  1. Older employees, due to their years in the workforce (not necessarily at the same organization), might already be atop the organizational ladder and have little room for upward mobility. Instead of focusing on climbing to the next level, they might be more focused on increasing their depth of knowledge in their particular field of expertise. If you have nowhere else to go in your organization, you might as well become the best possible employee in your field.
  2. Another possible explanation, and perhaps the more intriguing one, is that younger generations place emphasis in the "wrong" areas. As a member of the millennial generation myself, I understand why a new title or a promotion is valued---you get new business cards, a new email signature, get to post a status update on LinkedIn for all the world to see, you become the center of attention at the family dinner table, your prospects in the dating world get a whole lot better, etc. But is this really what employees should be shooting for? Encourage them to actually develop their skills rather than shoot for promotions - by growing personally and professionally, they will become better at their jobs while simultaneously setting themselves up for promotions and/or new opportunities down the road.

 

Challenge your organizations to forgo a simple title change that relies on years of service instead of improvements in knowledge. If the qualifications for a promotion are based on arbitrary dates and milestones, then it might be time to reconsider your process. If you are granted a new promotion and you feel your skillset is a little underwhelming for the role, ensure that you and your manager have a plan in place to get you caught up with the rest of the field.

Don’t let your desire for advancement overshadow your growth and development plan. The only thing worse than not knowing the answer to a question is not knowing the answer when you are the supposed expert in that domain.

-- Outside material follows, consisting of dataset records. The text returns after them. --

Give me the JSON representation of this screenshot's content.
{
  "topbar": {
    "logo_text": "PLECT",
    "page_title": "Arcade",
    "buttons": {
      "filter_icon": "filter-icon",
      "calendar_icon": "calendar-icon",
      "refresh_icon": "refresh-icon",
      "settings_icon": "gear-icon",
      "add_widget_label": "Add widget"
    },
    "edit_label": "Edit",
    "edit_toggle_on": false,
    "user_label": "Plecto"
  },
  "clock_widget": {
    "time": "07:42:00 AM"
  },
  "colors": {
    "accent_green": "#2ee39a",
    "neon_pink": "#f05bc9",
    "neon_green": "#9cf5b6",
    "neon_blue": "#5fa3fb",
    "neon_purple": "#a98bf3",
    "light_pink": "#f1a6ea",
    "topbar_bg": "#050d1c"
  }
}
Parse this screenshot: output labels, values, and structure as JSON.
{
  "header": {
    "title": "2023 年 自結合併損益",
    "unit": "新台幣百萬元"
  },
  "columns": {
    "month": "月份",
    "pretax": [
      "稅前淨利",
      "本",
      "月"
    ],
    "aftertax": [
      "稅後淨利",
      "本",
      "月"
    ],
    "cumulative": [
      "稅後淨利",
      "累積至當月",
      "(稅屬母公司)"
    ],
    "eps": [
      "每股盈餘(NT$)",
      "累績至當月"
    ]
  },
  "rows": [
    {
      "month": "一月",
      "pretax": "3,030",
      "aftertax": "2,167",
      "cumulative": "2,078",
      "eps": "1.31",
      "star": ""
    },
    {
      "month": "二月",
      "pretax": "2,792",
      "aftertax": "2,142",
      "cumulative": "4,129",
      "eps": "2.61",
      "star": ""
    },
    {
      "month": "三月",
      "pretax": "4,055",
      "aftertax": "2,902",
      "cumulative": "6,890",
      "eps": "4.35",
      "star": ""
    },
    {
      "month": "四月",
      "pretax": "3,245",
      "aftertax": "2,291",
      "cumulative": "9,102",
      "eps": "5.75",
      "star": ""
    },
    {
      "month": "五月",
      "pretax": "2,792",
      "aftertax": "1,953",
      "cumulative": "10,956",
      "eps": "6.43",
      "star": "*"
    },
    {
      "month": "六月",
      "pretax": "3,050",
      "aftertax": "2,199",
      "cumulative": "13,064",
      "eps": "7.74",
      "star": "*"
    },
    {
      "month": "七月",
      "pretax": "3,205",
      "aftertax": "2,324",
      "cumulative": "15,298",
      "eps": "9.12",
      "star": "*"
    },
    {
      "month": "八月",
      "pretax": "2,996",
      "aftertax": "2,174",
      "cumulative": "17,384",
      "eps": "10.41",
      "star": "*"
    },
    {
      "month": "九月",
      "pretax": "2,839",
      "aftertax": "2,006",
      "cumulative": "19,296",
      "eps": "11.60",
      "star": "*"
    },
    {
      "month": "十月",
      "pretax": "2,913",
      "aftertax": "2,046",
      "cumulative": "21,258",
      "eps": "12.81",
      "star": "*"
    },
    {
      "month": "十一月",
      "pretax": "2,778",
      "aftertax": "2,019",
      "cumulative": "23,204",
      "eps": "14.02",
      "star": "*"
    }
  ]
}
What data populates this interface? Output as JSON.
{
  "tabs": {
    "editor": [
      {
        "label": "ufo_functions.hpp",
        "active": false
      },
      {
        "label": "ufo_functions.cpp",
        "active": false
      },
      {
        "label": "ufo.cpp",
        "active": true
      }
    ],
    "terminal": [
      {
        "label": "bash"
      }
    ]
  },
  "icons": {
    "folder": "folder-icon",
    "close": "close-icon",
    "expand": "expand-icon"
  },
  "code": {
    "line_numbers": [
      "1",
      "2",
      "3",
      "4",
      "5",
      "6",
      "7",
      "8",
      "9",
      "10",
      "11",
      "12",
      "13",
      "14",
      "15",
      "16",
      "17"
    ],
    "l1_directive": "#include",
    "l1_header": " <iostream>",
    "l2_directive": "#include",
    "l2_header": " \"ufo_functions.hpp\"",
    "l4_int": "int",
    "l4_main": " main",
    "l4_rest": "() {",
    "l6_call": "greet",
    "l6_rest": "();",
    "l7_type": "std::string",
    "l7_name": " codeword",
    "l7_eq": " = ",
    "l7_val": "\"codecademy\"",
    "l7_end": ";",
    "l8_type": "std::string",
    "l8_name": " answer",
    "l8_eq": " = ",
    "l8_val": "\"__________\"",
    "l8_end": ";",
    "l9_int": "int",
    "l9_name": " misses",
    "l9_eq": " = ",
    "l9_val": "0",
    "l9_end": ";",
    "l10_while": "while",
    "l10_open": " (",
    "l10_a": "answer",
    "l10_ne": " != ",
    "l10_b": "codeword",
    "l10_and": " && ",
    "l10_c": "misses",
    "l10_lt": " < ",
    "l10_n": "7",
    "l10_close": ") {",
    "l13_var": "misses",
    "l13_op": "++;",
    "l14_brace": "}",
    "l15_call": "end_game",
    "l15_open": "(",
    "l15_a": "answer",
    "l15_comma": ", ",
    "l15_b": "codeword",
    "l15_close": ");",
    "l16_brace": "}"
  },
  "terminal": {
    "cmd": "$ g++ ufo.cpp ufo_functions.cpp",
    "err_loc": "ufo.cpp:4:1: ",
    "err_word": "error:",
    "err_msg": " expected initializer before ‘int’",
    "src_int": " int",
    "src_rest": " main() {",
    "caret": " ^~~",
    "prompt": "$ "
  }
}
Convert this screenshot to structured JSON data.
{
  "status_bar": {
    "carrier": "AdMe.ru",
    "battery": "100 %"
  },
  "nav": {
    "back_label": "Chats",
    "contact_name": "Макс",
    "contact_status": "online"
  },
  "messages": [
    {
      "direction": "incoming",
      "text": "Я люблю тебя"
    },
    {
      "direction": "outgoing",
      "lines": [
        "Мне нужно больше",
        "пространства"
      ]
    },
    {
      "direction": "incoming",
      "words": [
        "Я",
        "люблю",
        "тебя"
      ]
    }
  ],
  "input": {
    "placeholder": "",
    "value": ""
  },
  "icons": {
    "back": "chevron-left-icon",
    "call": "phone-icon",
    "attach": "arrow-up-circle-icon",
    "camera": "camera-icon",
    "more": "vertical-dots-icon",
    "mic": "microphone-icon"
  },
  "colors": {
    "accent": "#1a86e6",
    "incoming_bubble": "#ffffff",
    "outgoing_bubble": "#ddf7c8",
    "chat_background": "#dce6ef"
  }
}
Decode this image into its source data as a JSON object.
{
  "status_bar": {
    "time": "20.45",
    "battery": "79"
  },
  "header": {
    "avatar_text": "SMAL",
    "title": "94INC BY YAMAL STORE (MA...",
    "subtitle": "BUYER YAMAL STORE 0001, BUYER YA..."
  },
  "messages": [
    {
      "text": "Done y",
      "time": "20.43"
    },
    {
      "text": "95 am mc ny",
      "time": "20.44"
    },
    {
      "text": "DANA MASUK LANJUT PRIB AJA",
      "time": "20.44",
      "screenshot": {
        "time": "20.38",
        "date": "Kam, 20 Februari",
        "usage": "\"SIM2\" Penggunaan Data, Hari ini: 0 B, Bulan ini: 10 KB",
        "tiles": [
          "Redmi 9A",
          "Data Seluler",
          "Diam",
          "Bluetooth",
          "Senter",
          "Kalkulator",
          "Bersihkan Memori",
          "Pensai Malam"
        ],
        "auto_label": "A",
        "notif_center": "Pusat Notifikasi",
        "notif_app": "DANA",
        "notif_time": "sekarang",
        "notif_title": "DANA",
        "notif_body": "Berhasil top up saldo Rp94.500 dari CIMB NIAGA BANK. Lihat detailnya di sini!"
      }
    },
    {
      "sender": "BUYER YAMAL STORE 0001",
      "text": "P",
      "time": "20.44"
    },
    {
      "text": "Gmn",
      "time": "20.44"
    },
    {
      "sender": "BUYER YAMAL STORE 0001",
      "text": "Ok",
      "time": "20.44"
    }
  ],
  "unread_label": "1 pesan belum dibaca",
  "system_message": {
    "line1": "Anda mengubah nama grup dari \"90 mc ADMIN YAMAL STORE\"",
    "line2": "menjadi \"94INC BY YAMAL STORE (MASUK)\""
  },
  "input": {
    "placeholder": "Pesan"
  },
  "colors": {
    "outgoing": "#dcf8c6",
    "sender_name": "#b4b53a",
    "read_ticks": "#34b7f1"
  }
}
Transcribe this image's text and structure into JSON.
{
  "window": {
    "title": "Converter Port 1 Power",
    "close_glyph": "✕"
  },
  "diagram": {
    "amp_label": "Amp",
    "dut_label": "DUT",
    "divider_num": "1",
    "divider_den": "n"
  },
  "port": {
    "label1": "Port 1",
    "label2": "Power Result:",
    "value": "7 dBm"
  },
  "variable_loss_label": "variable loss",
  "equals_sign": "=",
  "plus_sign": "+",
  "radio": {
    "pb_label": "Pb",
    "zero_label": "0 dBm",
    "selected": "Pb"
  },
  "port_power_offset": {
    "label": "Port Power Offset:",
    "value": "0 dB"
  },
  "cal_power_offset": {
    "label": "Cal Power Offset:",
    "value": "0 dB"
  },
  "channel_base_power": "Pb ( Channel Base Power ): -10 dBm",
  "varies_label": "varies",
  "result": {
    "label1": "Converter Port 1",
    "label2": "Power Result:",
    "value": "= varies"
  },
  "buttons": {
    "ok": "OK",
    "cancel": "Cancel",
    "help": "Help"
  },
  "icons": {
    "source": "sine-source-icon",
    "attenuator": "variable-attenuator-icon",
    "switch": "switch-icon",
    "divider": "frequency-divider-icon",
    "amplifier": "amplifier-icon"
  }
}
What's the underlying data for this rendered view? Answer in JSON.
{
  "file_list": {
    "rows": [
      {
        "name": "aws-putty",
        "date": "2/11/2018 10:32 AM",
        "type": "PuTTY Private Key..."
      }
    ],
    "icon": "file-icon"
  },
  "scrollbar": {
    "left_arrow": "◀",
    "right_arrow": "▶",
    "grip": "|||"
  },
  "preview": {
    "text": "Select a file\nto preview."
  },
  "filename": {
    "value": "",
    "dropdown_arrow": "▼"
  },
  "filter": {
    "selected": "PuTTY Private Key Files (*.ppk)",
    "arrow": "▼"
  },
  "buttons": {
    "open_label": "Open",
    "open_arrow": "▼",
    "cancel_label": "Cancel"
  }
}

Explore more of our research in our free ebook, 2018 Employee Engagement Trends, to unearth more helpful insights into your employees and how to get the most out of them.

 

New Research: Employee Engagement Trends Report